§ DATASET:
—————

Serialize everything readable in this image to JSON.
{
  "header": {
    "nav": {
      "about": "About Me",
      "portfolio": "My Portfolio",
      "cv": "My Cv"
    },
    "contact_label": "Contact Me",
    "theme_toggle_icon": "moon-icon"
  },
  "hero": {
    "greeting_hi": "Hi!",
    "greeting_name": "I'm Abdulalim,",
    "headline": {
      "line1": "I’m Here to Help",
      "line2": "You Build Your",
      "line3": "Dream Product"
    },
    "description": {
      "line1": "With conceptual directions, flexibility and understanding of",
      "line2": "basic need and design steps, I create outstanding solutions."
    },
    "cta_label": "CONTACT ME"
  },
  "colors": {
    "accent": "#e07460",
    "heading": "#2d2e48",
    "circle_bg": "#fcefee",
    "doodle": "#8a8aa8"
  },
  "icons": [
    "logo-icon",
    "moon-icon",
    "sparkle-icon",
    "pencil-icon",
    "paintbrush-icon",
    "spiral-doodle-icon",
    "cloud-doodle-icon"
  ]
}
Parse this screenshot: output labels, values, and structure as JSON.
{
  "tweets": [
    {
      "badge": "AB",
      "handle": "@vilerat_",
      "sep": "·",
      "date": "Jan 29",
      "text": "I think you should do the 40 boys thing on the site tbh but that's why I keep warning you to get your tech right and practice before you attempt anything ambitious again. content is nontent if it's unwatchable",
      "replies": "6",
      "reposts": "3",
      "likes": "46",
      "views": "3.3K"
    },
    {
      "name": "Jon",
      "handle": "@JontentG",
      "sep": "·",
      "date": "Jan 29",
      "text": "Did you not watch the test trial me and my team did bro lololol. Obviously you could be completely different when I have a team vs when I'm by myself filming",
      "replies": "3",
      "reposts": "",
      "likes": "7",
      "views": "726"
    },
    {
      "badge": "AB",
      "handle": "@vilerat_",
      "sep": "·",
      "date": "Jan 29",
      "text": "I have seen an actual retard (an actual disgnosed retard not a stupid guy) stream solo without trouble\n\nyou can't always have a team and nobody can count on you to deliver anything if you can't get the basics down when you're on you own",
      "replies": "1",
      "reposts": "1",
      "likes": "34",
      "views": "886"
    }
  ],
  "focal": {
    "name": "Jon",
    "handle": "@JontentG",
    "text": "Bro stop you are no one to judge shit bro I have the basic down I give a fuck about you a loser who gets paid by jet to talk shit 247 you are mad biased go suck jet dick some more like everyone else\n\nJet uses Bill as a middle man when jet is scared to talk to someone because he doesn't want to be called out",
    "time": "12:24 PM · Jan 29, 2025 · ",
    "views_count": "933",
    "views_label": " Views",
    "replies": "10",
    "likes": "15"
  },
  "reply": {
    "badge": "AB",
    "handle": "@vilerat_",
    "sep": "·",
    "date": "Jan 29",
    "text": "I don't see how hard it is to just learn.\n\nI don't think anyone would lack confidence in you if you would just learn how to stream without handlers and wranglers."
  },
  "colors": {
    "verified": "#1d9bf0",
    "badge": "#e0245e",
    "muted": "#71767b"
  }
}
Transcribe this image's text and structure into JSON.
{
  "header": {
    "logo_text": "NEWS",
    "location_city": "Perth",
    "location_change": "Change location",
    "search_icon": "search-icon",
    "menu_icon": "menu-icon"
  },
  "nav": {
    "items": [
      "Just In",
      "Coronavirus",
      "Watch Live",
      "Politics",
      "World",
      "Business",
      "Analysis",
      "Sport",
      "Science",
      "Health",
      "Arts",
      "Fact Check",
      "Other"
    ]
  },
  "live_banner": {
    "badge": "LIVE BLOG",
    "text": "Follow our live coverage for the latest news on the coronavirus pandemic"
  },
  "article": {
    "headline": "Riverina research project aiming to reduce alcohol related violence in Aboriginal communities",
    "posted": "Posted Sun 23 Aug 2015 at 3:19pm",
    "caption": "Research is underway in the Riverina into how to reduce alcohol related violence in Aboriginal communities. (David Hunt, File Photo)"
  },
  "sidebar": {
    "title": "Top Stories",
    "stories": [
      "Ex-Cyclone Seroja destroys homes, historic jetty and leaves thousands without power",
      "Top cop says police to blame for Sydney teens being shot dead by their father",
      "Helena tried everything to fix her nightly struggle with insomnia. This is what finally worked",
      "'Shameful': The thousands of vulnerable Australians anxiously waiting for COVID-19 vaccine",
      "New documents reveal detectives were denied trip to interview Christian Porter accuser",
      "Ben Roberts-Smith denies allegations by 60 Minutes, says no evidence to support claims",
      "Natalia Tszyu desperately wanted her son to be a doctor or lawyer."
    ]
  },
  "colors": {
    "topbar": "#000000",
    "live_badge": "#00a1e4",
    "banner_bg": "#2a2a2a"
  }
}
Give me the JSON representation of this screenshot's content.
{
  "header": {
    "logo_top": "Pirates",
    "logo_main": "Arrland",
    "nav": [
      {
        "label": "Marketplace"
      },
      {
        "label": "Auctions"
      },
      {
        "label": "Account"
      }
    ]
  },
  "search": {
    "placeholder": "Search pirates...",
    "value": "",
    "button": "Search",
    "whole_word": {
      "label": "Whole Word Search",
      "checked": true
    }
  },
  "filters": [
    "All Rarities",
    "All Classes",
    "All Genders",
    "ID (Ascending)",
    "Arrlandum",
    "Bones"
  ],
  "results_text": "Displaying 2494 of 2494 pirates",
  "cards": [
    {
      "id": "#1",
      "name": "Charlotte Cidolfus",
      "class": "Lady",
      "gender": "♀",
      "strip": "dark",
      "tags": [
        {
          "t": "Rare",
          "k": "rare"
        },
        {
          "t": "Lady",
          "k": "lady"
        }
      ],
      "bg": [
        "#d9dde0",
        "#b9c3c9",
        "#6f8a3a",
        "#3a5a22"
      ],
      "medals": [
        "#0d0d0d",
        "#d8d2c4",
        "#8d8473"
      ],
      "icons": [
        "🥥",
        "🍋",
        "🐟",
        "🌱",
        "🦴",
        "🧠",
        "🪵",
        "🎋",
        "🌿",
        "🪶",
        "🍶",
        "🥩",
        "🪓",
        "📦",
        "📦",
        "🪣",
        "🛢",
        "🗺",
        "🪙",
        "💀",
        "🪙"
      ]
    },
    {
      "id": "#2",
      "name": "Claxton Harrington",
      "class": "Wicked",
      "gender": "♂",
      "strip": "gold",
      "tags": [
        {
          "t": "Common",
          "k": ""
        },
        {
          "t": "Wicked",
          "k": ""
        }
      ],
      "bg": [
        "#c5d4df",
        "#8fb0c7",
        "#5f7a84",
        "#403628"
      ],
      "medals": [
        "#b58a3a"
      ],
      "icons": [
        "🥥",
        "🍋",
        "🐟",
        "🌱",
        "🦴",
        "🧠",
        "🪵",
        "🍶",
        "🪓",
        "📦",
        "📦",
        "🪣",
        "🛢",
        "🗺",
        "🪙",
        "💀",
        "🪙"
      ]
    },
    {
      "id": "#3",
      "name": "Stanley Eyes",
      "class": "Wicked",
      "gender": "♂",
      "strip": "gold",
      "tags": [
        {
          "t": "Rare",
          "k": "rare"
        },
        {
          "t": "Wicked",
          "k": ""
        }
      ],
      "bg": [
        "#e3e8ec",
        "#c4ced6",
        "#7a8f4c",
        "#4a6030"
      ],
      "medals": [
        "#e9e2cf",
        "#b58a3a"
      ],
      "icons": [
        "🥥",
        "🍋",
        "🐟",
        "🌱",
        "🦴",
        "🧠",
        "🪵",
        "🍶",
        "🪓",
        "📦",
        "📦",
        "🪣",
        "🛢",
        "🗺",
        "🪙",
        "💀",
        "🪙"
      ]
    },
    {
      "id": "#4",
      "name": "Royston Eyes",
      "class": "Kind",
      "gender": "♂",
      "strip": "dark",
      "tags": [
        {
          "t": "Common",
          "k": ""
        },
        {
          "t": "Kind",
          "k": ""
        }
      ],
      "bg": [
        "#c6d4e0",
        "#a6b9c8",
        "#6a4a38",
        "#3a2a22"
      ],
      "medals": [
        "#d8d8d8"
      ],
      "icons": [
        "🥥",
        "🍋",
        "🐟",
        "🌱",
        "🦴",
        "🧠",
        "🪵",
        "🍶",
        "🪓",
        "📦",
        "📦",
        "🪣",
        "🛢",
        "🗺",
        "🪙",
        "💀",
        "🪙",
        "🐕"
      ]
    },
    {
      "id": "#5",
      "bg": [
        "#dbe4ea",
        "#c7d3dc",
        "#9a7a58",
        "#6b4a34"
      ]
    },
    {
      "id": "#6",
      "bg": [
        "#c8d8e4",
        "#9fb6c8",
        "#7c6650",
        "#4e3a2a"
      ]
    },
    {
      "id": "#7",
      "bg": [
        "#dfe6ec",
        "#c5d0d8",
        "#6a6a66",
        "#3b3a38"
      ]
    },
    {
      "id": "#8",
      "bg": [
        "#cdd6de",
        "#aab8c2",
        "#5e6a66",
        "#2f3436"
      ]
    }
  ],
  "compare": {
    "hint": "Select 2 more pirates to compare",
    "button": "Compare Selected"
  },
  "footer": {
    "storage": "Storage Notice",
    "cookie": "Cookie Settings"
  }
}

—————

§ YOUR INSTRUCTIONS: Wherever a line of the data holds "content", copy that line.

§ RESPONSE:
      "text": "I think you should do the 40 boys thing on the site tbh but that's why I keep warning you to get your tech right and practice before you attempt anything ambitious again. content is nontent if it's unwatchable",
Give me the JSON representation of this screenshot's content.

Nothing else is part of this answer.